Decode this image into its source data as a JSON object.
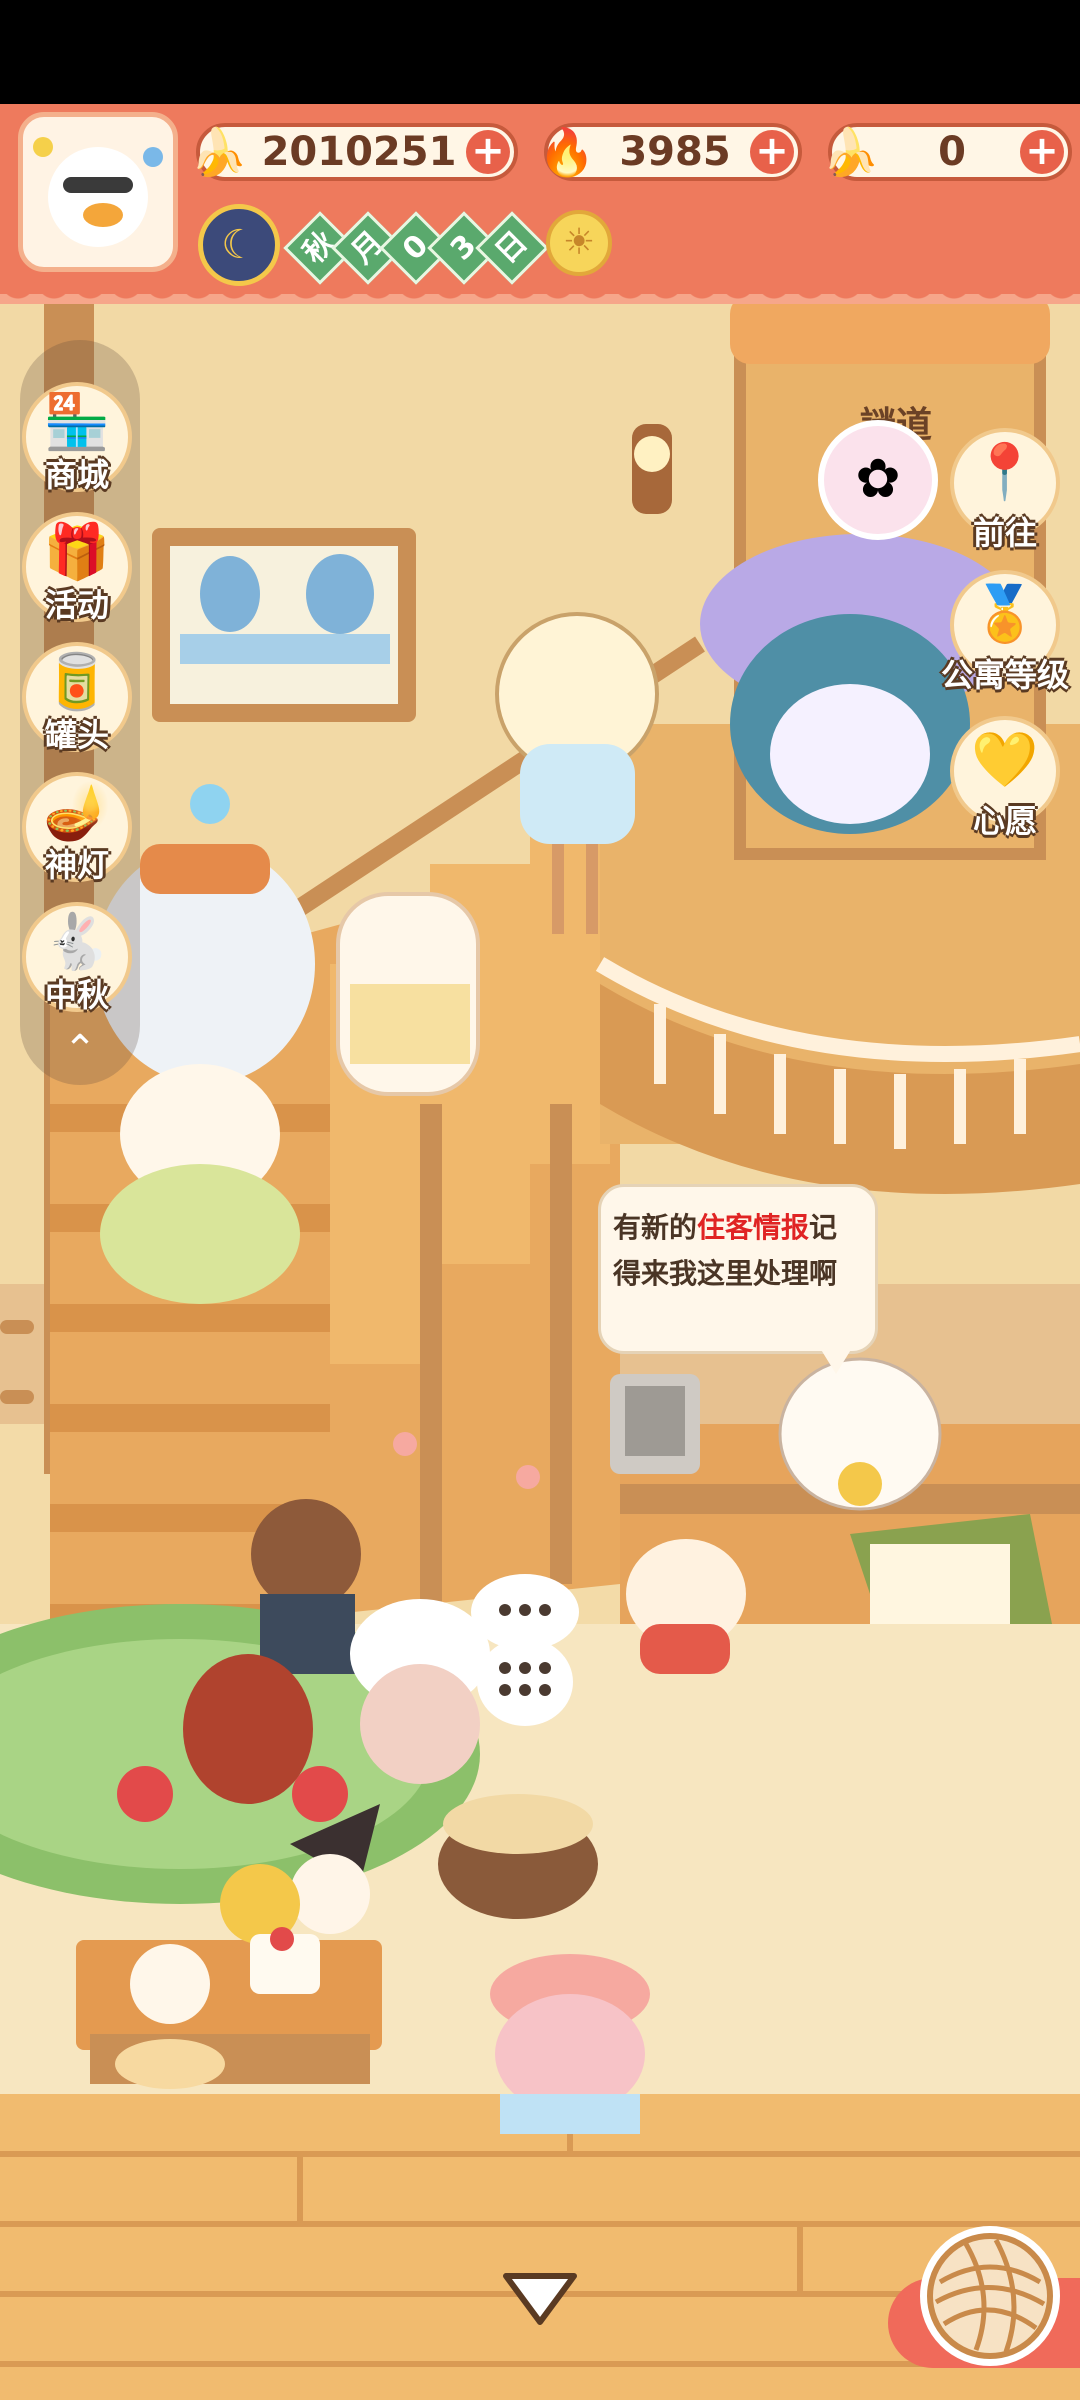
{
  "hud": {
    "currencies": [
      {
        "name": "banana",
        "value": "2010251",
        "icon": "banana-icon"
      },
      {
        "name": "flame",
        "value": "3985",
        "icon": "blue-flame-icon"
      },
      {
        "name": "blue-banana",
        "value": "0",
        "icon": "blue-banana-icon"
      }
    ],
    "date": {
      "chars": [
        "秋",
        "月",
        "0",
        "3",
        "日"
      ],
      "weather_icon": "sun-icon",
      "moon_icon": "moon-clock-icon"
    }
  },
  "left_menu": [
    {
      "label": "商城",
      "icon": "shop-icon"
    },
    {
      "label": "活动",
      "icon": "gift-icon"
    },
    {
      "label": "罐头",
      "icon": "can-icon"
    },
    {
      "label": "神灯",
      "icon": "magic-lamp-icon"
    },
    {
      "label": "中秋",
      "icon": "mooncake-rabbit-icon"
    }
  ],
  "right_menu": [
    {
      "label": "前往",
      "icon": "map-pin-icon"
    },
    {
      "label": "公寓等级",
      "icon": "cat-badge-icon"
    },
    {
      "label": "心愿",
      "icon": "heart-book-icon"
    }
  ],
  "signboard": "謎道",
  "speech": {
    "before": "有新的",
    "highlight": "住客情报",
    "after_line1": "记",
    "line2": "得来我这里处理啊"
  },
  "colors": {
    "hud": "#ee7a5d",
    "wood": "#e9b36a",
    "rug": "#8cc06a",
    "highlight": "#e02424"
  }
}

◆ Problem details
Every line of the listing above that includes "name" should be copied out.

◆ Result of the exercise
        "name": "banana",
        "name": "flame",
        "name": "blue-banana",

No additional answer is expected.